One number is the whole answer: how many lines of the records include "Measures".
┏━━
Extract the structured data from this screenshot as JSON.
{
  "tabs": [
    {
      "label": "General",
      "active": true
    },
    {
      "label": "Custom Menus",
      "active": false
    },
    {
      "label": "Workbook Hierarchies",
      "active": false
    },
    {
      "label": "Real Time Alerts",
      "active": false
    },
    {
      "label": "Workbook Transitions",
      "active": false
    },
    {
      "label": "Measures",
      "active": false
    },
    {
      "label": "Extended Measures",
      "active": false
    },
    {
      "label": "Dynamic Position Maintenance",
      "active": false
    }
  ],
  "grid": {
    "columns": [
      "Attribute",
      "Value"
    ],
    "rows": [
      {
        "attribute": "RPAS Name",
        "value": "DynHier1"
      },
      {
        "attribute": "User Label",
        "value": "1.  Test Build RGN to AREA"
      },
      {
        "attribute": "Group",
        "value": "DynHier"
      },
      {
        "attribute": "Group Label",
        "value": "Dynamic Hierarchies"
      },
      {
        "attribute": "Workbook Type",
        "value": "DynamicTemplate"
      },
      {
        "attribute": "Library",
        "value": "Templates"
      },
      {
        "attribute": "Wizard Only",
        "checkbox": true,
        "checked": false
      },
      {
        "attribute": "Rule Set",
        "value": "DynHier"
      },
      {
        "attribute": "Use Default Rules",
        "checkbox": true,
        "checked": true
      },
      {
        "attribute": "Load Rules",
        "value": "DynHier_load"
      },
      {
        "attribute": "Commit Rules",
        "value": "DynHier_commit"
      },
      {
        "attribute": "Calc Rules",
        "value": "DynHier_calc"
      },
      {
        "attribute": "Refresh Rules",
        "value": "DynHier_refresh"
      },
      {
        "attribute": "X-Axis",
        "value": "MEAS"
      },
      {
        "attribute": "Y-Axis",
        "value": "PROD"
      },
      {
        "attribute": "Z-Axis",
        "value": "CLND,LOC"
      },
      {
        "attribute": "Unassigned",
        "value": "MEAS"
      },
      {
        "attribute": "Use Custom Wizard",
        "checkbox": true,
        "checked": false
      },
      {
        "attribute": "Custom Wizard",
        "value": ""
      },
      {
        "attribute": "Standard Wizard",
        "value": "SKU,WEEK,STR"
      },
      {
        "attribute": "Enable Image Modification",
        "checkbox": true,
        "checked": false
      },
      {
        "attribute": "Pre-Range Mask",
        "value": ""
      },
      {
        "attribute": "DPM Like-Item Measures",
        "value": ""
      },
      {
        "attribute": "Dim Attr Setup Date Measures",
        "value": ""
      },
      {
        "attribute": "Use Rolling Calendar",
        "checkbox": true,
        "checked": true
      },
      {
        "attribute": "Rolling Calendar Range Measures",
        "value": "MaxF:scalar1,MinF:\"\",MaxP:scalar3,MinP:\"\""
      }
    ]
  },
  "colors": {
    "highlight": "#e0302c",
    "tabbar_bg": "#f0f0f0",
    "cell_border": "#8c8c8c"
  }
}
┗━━
Response to the exercise: 5